*Exercise instructions*: Tally every line of the entries that contains the string "Edilen", then reply with only that number.

*Data under study*:
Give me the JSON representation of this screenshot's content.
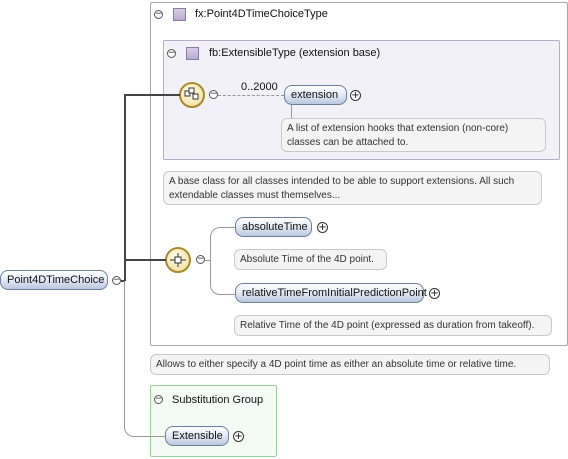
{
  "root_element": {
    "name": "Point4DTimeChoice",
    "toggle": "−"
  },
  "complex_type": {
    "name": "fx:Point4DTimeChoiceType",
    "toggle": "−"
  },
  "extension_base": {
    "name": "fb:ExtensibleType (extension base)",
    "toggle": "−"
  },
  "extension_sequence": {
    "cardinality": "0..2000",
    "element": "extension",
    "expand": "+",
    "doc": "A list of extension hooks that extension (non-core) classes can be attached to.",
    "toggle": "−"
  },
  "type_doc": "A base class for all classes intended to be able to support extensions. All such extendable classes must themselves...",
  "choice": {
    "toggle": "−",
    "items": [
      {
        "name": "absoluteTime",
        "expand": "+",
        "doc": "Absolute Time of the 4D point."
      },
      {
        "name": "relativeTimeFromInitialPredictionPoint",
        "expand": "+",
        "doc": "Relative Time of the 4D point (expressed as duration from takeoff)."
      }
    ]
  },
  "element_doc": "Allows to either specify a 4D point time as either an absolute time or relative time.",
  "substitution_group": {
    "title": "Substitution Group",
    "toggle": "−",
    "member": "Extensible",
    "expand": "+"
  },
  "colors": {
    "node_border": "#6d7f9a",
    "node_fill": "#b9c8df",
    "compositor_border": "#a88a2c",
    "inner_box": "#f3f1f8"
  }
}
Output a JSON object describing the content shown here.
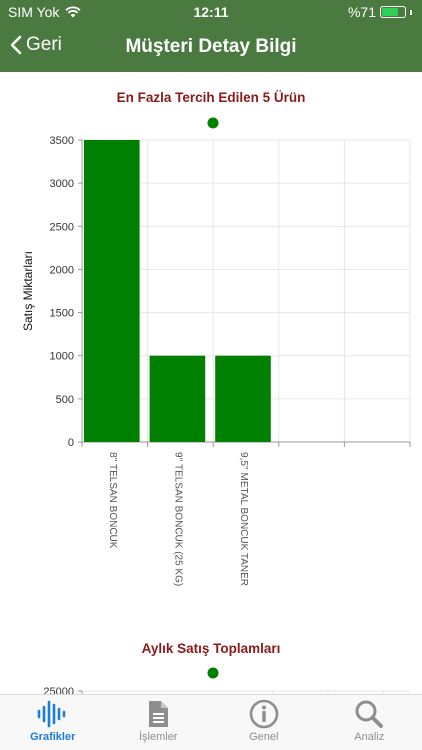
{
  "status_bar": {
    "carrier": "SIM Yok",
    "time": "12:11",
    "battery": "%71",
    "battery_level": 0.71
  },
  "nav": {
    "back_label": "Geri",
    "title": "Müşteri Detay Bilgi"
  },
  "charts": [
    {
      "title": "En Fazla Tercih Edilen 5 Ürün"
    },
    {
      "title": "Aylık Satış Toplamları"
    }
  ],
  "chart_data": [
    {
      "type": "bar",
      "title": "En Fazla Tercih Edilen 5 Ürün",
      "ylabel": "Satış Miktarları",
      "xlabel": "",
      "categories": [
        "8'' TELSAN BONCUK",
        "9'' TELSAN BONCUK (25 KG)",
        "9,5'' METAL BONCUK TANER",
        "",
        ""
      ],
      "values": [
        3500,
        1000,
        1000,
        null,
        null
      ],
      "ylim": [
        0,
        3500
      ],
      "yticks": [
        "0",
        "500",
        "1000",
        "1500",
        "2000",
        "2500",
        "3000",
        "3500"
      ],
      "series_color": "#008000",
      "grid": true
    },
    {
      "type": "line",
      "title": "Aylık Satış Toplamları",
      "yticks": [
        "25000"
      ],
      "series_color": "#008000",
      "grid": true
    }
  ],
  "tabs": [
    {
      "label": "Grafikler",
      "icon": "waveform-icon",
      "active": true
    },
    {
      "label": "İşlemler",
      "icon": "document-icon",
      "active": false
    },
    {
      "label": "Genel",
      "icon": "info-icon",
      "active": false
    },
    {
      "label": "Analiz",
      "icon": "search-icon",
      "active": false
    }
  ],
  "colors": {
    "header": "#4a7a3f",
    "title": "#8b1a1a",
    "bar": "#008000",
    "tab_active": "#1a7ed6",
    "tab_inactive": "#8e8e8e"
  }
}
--
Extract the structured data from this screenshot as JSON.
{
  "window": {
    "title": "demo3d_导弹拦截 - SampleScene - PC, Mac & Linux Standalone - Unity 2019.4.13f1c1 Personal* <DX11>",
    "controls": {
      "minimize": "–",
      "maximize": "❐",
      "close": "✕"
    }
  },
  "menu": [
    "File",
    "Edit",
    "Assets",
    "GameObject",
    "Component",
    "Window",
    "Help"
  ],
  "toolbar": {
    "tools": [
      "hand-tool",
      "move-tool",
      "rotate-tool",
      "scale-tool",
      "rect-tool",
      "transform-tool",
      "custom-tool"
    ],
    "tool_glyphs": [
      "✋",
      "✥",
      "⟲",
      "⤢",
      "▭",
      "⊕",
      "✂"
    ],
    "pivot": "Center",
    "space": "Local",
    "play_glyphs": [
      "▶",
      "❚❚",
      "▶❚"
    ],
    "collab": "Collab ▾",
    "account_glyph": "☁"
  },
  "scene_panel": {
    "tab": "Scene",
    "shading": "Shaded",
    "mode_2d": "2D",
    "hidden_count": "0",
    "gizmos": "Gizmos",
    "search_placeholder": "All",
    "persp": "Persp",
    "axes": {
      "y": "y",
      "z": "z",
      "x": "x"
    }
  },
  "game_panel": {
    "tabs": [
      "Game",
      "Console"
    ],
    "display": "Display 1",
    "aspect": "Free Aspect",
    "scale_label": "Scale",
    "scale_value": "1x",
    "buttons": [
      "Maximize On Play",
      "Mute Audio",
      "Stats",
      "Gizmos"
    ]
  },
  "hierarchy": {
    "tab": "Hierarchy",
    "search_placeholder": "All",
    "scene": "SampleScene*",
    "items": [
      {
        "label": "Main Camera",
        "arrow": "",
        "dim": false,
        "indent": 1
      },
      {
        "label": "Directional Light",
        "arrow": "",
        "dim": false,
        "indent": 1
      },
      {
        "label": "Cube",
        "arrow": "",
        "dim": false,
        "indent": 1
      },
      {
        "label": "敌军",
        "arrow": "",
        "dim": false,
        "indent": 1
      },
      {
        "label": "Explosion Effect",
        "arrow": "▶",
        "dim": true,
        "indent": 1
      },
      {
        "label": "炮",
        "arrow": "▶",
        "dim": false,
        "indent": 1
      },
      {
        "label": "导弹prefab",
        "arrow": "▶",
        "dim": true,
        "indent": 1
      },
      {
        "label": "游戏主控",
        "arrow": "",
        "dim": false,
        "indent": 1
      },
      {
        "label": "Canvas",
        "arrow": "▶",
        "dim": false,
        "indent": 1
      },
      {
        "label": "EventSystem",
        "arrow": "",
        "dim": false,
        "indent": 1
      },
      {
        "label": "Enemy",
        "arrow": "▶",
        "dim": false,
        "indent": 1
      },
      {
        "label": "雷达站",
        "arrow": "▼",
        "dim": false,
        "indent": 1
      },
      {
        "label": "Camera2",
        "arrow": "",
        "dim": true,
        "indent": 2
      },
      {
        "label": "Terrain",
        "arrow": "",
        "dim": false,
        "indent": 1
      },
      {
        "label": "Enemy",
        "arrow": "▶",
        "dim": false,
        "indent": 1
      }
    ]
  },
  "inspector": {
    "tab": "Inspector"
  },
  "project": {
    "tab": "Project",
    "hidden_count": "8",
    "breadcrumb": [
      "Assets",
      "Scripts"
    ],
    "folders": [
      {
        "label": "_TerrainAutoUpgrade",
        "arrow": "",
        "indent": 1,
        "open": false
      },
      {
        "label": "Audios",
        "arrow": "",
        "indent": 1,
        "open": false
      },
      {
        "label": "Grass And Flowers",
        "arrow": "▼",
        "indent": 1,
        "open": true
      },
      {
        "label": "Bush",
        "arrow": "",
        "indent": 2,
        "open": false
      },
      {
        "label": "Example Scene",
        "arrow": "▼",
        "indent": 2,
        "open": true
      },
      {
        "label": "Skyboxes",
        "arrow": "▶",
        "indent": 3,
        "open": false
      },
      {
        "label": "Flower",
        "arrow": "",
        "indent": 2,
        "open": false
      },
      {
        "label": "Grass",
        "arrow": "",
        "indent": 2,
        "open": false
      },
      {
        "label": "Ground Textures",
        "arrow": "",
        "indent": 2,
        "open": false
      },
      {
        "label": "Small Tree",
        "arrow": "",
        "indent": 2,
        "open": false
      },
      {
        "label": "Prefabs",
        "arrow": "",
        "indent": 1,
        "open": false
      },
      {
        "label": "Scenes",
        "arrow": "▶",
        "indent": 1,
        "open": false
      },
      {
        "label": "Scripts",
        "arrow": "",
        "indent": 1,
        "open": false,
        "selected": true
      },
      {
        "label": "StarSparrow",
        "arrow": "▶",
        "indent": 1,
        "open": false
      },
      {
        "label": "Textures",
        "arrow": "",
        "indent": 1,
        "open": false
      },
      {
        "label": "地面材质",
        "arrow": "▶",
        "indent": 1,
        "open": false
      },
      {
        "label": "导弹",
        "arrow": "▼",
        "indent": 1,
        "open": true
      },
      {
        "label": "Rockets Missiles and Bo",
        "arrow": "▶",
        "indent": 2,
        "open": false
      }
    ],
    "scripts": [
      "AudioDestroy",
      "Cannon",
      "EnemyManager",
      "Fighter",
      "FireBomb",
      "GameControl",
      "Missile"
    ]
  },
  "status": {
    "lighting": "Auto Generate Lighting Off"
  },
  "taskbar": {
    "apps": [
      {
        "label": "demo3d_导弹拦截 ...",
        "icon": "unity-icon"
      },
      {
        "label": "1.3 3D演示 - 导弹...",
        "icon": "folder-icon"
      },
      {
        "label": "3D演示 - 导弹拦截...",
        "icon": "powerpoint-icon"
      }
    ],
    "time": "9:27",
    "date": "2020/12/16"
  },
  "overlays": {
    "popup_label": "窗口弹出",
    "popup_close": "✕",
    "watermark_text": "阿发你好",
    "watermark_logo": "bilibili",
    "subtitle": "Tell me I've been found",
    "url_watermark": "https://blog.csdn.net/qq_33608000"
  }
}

*Written reply*: 2